START DATA FOR REVIEW

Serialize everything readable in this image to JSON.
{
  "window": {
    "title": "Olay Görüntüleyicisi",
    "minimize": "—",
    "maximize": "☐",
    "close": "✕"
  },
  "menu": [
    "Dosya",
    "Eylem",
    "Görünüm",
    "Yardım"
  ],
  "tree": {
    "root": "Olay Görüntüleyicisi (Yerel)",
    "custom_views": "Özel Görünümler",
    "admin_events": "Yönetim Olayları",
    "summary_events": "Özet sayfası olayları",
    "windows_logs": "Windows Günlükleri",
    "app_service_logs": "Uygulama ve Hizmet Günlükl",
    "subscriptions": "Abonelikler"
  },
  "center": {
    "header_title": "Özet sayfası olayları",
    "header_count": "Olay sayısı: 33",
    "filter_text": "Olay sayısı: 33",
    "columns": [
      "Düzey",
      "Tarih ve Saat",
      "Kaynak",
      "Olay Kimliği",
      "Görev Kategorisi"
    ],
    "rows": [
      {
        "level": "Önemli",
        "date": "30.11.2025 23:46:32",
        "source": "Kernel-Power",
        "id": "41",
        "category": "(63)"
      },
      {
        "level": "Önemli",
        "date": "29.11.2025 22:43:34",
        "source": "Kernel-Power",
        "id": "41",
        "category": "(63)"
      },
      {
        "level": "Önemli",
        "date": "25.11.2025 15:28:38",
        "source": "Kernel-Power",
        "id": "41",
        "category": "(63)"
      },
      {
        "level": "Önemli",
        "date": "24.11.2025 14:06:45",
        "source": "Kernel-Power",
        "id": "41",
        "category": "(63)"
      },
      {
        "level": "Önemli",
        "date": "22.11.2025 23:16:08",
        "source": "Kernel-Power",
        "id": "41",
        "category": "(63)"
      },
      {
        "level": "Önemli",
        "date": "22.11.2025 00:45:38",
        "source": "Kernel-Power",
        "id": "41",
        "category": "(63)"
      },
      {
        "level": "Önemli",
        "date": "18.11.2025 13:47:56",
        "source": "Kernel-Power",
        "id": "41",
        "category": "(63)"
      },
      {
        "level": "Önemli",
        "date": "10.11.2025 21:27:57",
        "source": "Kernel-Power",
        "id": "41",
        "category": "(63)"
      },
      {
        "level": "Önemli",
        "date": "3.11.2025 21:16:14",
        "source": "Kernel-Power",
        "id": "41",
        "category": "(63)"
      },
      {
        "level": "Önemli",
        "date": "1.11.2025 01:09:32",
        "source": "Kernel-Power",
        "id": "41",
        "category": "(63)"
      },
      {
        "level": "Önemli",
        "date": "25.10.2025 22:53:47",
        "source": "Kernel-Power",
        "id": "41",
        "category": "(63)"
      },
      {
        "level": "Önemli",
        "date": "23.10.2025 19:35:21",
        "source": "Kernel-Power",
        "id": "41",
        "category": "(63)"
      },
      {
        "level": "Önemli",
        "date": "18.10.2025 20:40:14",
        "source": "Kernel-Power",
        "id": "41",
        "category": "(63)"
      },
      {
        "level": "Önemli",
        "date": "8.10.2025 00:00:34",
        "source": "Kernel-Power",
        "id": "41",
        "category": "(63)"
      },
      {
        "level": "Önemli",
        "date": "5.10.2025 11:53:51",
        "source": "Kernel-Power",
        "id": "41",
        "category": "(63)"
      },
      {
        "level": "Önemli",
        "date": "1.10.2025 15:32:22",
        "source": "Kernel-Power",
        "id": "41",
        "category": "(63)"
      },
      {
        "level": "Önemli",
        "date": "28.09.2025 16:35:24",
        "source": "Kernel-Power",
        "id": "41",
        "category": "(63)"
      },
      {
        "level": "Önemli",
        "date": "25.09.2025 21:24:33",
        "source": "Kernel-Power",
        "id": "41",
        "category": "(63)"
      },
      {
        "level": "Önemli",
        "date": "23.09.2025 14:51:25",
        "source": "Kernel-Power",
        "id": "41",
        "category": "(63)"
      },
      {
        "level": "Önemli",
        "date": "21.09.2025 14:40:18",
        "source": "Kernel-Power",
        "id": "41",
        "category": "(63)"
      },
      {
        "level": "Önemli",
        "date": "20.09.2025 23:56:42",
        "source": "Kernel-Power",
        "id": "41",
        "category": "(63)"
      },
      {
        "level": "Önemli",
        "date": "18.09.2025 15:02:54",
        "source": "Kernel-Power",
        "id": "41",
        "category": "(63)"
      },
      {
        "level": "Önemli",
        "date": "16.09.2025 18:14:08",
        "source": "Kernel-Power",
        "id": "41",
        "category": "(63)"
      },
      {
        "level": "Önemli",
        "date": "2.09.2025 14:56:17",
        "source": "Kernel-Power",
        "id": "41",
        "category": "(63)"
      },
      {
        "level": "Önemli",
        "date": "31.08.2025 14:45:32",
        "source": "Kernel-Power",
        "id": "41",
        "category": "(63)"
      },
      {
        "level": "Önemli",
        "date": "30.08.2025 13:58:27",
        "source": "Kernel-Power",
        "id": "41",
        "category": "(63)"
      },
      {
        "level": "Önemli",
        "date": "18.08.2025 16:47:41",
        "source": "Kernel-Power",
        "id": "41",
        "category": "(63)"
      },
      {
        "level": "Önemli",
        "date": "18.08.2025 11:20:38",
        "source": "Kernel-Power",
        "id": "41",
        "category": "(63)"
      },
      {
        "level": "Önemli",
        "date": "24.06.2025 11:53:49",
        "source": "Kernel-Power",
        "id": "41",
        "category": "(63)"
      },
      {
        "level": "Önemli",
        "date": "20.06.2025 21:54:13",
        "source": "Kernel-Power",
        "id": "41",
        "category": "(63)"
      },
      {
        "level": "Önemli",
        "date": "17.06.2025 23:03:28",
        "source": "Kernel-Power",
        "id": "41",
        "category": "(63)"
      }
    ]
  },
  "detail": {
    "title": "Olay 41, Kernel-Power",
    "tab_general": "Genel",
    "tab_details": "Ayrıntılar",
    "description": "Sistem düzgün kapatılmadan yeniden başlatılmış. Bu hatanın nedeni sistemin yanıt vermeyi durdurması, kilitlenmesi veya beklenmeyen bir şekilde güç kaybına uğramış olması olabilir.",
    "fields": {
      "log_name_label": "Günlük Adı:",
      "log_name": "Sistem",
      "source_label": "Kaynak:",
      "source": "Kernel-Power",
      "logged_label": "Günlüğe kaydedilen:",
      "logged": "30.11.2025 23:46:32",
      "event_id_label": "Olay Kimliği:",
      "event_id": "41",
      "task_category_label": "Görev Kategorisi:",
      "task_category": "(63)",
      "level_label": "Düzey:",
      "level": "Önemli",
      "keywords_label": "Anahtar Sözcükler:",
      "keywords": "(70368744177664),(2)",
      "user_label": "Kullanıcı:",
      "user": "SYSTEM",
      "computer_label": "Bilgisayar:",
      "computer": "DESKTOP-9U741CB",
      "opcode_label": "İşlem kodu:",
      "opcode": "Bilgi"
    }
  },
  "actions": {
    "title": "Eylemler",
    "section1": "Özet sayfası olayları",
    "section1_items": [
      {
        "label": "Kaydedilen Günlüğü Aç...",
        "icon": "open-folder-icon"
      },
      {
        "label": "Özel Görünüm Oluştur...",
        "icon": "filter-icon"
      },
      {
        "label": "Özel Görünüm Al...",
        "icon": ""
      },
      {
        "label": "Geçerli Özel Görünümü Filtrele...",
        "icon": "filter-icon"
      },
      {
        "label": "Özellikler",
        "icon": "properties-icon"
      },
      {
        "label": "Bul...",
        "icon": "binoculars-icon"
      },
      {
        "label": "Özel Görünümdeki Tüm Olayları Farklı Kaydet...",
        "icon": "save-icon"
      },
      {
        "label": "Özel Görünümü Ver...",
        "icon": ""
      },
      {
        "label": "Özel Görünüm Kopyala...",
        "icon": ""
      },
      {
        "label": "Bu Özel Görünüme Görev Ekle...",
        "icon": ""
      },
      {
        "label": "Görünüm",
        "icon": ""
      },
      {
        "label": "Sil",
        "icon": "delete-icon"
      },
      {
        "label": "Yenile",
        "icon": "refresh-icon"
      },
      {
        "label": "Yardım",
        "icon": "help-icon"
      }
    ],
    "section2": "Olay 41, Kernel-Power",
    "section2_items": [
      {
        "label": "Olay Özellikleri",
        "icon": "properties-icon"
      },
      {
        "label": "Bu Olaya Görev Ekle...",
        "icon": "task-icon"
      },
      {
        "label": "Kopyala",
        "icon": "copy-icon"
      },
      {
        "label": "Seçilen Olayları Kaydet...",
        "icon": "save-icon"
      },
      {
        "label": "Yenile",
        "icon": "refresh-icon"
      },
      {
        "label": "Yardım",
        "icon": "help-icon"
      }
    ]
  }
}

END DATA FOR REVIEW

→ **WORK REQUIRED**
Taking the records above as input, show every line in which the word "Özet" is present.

→ **RESULT FOR THIS TASK**
    "summary_events": "Özet sayfası olayları",
    "header_title": "Özet sayfası olayları",
    "section1": "Özet sayfası olayları",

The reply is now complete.